▸ **What you will do**
Make an exact copy of every entry below, with the pictures left out.

****************

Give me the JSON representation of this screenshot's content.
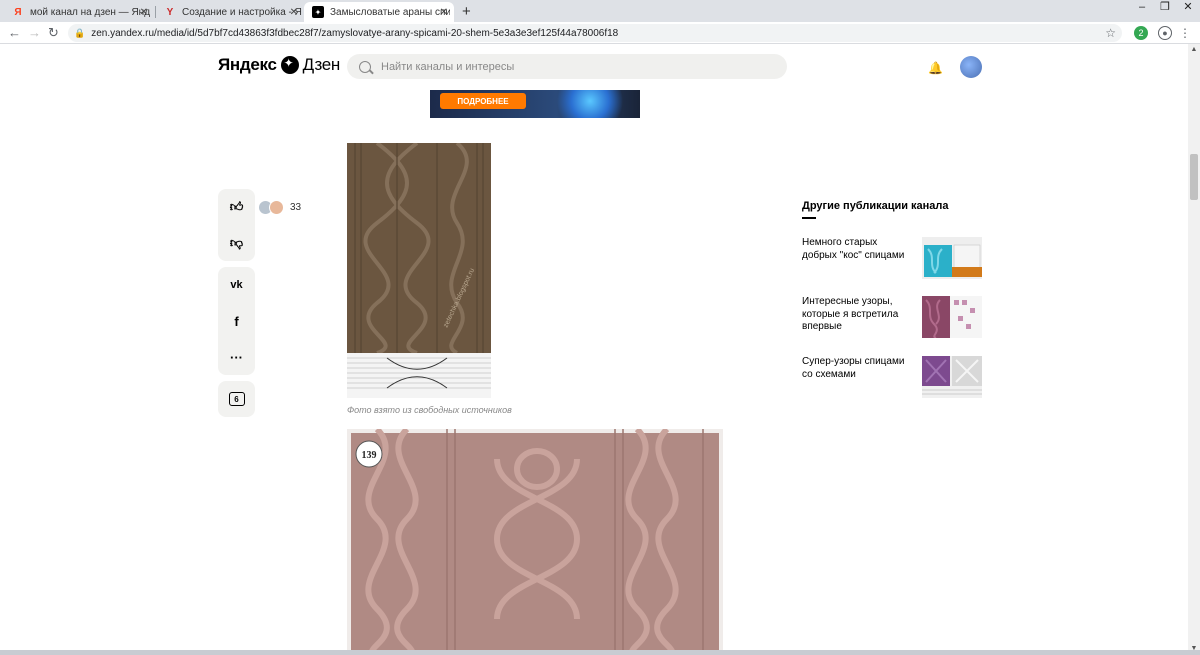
{
  "browser": {
    "tabs": [
      {
        "title": "мой канал на дзен — Яндекс: н",
        "icon": "Я",
        "icon_color": "#fc3f1d"
      },
      {
        "title": "Создание и настройка - Яндекс",
        "icon": "Y",
        "icon_color": "#cc2a2a"
      },
      {
        "title": "Замысловатые араны спицами",
        "icon": "✦",
        "icon_color": "#000000"
      }
    ],
    "new_tab": "+",
    "url": "zen.yandex.ru/media/id/5d7bf7cd43863f3fdbec28f7/zamyslovatye-arany-spicami-20-shem-5e3a3e3ef125f44a78006f18",
    "ext_badge": "2"
  },
  "header": {
    "logo_yandex": "Яндекс",
    "logo_dzen": "Дзен",
    "search_placeholder": "Найти каналы и интересы"
  },
  "ad": {
    "button": "ПОДРОБНЕЕ"
  },
  "article": {
    "likes_count": "33",
    "comments_count": "6",
    "caption": "Фото взято из свободных источников",
    "badge_number": "139",
    "watermark": "zetechka.blogspot.ru"
  },
  "others": {
    "title": "Другие публикации канала",
    "items": [
      {
        "title": "Немного старых добрых \"кос\" спицами"
      },
      {
        "title": "Интересные узоры, которые я встретила впервые"
      },
      {
        "title": "Супер-узоры спицами со схемами"
      }
    ]
  },
  "colors": {
    "knit_brown": "#6b5640",
    "knit_pink": "#b08a84",
    "accent_orange": "#ff7a00"
  }
}
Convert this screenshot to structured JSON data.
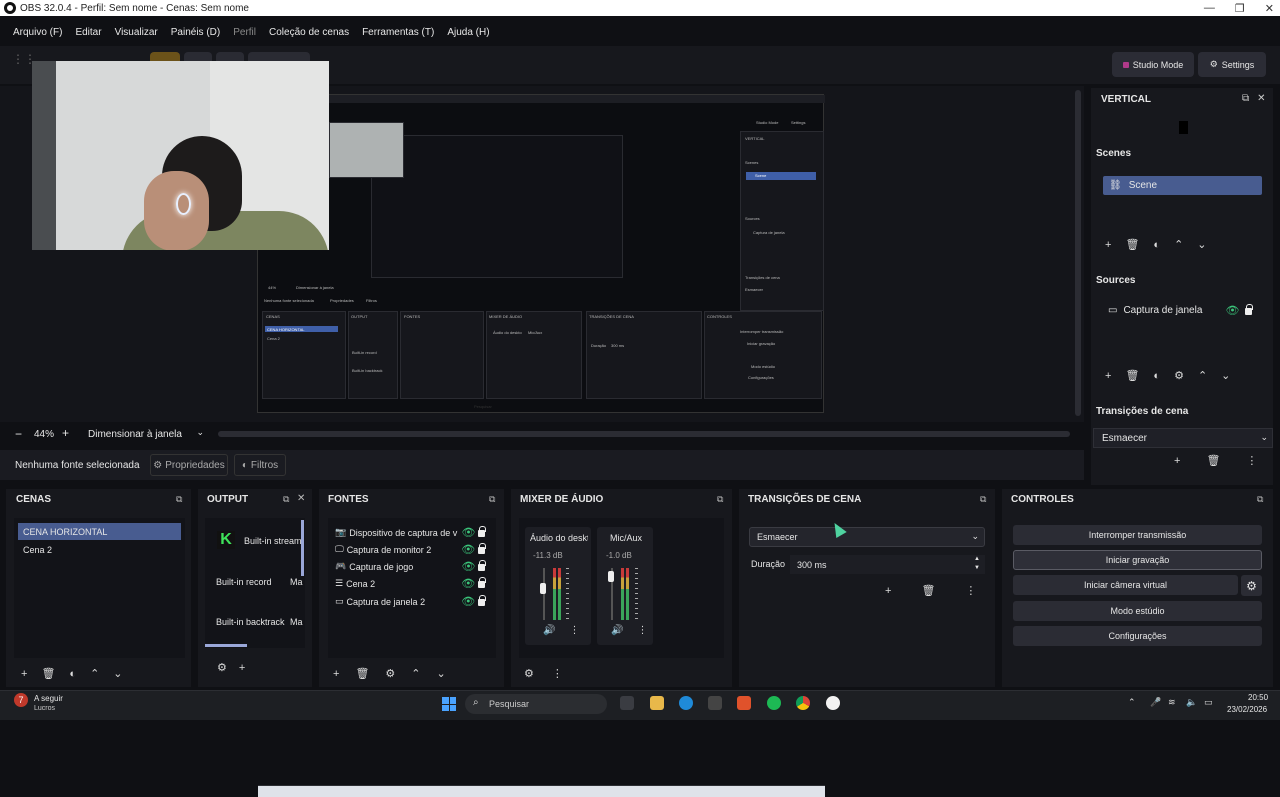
{
  "window": {
    "title": "OBS 32.0.4 - Perfil: Sem nome - Cenas: Sem nome"
  },
  "menu": {
    "items": [
      "Arquivo (F)",
      "Editar",
      "Visualizar",
      "Painéis (D)",
      "Perfil",
      "Coleção de cenas",
      "Ferramentas (T)",
      "Ajuda (H)"
    ],
    "disabled_index": 4
  },
  "toolbar": {
    "studio_mode": "Studio Mode",
    "settings": "Settings"
  },
  "preview": {
    "zoom": "44%",
    "scale_mode": "Dimensionar à janela",
    "no_source": "Nenhuma fonte selecionada",
    "properties": "Propriedades",
    "filters": "Filtros",
    "nested": {
      "labels": [
        "Studio Mode",
        "Settings",
        "VERTICAL",
        "Scenes",
        "Scene",
        "Sources",
        "Captura de janela",
        "Transições de cena",
        "Esmaecer",
        "CENAS",
        "OUTPUT",
        "FONTES",
        "MIXER DE ÁUDIO",
        "TRANSIÇÕES DE CENA",
        "CONTROLES",
        "CENA HORIZONTAL",
        "Cena 2",
        "Interromper transmissão",
        "Iniciar gravação",
        "Modo estúdio",
        "Configurações",
        "Pesquisar",
        "Nenhuma fonte selecionada",
        "Propriedades",
        "Filtros",
        "Dimensionar à janela",
        "44%",
        "Built-in record",
        "Built-in backtrack",
        "Áudio do deskto",
        "Mic/Aux",
        "Duração",
        "300 ms"
      ]
    }
  },
  "vertical": {
    "title": "VERTICAL",
    "scenes_label": "Scenes",
    "scene_item": "Scene",
    "sources_label": "Sources",
    "source_item": "Captura de janela",
    "transitions_label": "Transições de cena",
    "transition_value": "Esmaecer"
  },
  "docks": {
    "cenas": {
      "title": "CENAS",
      "items": [
        "CENA HORIZONTAL",
        "Cena 2"
      ]
    },
    "output": {
      "title": "OUTPUT",
      "stream": "Built-in stream",
      "record": "Built-in record",
      "record_tag": "Ma",
      "backtrack": "Built-in backtrack",
      "backtrack_tag": "Ma"
    },
    "fontes": {
      "title": "FONTES",
      "items": [
        "Dispositivo de captura de vídeo",
        "Captura de monitor 2",
        "Captura de jogo",
        "Cena 2",
        "Captura de janela 2"
      ]
    },
    "mixer": {
      "title": "MIXER DE ÁUDIO",
      "channels": [
        {
          "name": "Áudio do deskto",
          "db": "-11.3 dB"
        },
        {
          "name": "Mic/Aux",
          "db": "-1.0 dB"
        }
      ]
    },
    "transicoes": {
      "title": "TRANSIÇÕES DE CENA",
      "value": "Esmaecer",
      "duration_label": "Duração",
      "duration_value": "300 ms"
    },
    "controles": {
      "title": "CONTROLES",
      "buttons": [
        "Interromper transmissão",
        "Iniciar gravação",
        "Iniciar câmera virtual",
        "Modo estúdio",
        "Configurações"
      ]
    }
  },
  "taskbar": {
    "weather_title": "A seguir",
    "weather_sub": "Lucros",
    "search": "Pesquisar",
    "time": "20:50",
    "date": "23/02/2026"
  },
  "colors": {
    "accent": "#485c90",
    "eye": "#3bc47a"
  }
}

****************

▸ **Expected output**
Give me the JSON representation of this screenshot's content.
{
  "browser": {
    "tabs": [
      {
        "title": "мой канал на дзен — Яндекс: н",
        "icon": "Я",
        "icon_color": "#fc3f1d"
      },
      {
        "title": "Создание и настройка - Яндекс",
        "icon": "Y",
        "icon_color": "#cc2a2a"
      },
      {
        "title": "Замысловатые араны спицами",
        "icon": "✦",
        "icon_color": "#000000"
      }
    ],
    "new_tab": "+",
    "url": "zen.yandex.ru/media/id/5d7bf7cd43863f3fdbec28f7/zamyslovatye-arany-spicami-20-shem-5e3a3e3ef125f44a78006f18",
    "ext_badge": "2"
  },
  "header": {
    "logo_yandex": "Яндекс",
    "logo_dzen": "Дзен",
    "search_placeholder": "Найти каналы и интересы"
  },
  "ad": {
    "button": "ПОДРОБНЕЕ"
  },
  "article": {
    "likes_count": "33",
    "comments_count": "6",
    "caption": "Фото взято из свободных источников",
    "badge_number": "139",
    "watermark": "zetechka.blogspot.ru"
  },
  "others": {
    "title": "Другие публикации канала",
    "items": [
      {
        "title": "Немного старых добрых \"кос\" спицами"
      },
      {
        "title": "Интересные узоры, которые я встретила впервые"
      },
      {
        "title": "Супер-узоры спицами со схемами"
      }
    ]
  },
  "colors": {
    "knit_brown": "#6b5640",
    "knit_pink": "#b08a84",
    "accent_orange": "#ff7a00"
  }
}
Convert this screenshot to structured JSON data.
{
  "window": {
    "title": "OBS 32.0.4 - Perfil: Sem nome - Cenas: Sem nome"
  },
  "menu": {
    "items": [
      "Arquivo (F)",
      "Editar",
      "Visualizar",
      "Painéis (D)",
      "Perfil",
      "Coleção de cenas",
      "Ferramentas (T)",
      "Ajuda (H)"
    ],
    "disabled_index": 4
  },
  "toolbar": {
    "studio_mode": "Studio Mode",
    "settings": "Settings"
  },
  "preview": {
    "zoom": "44%",
    "scale_mode": "Dimensionar à janela",
    "no_source": "Nenhuma fonte selecionada",
    "properties": "Propriedades",
    "filters": "Filtros",
    "nested": {
      "labels": [
        "Studio Mode",
        "Settings",
        "VERTICAL",
        "Scenes",
        "Scene",
        "Sources",
        "Captura de janela",
        "Transições de cena",
        "Esmaecer",
        "CENAS",
        "OUTPUT",
        "FONTES",
        "MIXER DE ÁUDIO",
        "TRANSIÇÕES DE CENA",
        "CONTROLES",
        "CENA HORIZONTAL",
        "Cena 2",
        "Interromper transmissão",
        "Iniciar gravação",
        "Modo estúdio",
        "Configurações",
        "Pesquisar",
        "Nenhuma fonte selecionada",
        "Propriedades",
        "Filtros",
        "Dimensionar à janela",
        "44%",
        "Built-in record",
        "Built-in backtrack",
        "Áudio do deskto",
        "Mic/Aux",
        "Duração",
        "300 ms"
      ]
    }
  },
  "vertical": {
    "title": "VERTICAL",
    "scenes_label": "Scenes",
    "scene_item": "Scene",
    "sources_label": "Sources",
    "source_item": "Captura de janela",
    "transitions_label": "Transições de cena",
    "transition_value": "Esmaecer"
  },
  "docks": {
    "cenas": {
      "title": "CENAS",
      "items": [
        "CENA HORIZONTAL",
        "Cena 2"
      ]
    },
    "output": {
      "title": "OUTPUT",
      "stream": "Built-in stream",
      "record": "Built-in record",
      "record_tag": "Ma",
      "backtrack": "Built-in backtrack",
      "backtrack_tag": "Ma"
    },
    "fontes": {
      "title": "FONTES",
      "items": [
        "Dispositivo de captura de vídeo",
        "Captura de monitor 2",
        "Captura de jogo",
        "Cena 2",
        "Captura de janela 2"
      ]
    },
    "mixer": {
      "title": "MIXER DE ÁUDIO",
      "channels": [
        {
          "name": "Áudio do deskto",
          "db": "-11.3 dB"
        },
        {
          "name": "Mic/Aux",
          "db": "-1.0 dB"
        }
      ]
    },
    "transicoes": {
      "title": "TRANSIÇÕES DE CENA",
      "value": "Esmaecer",
      "duration_label": "Duração",
      "duration_value": "300 ms"
    },
    "controles": {
      "title": "CONTROLES",
      "buttons": [
        "Interromper transmissão",
        "Iniciar gravação",
        "Iniciar câmera virtual",
        "Modo estúdio",
        "Configurações"
      ]
    }
  },
  "taskbar": {
    "weather_title": "A seguir",
    "weather_sub": "Lucros",
    "search": "Pesquisar",
    "time": "20:50",
    "date": "23/02/2026"
  },
  "colors": {
    "accent": "#485c90",
    "eye": "#3bc47a"
  }
}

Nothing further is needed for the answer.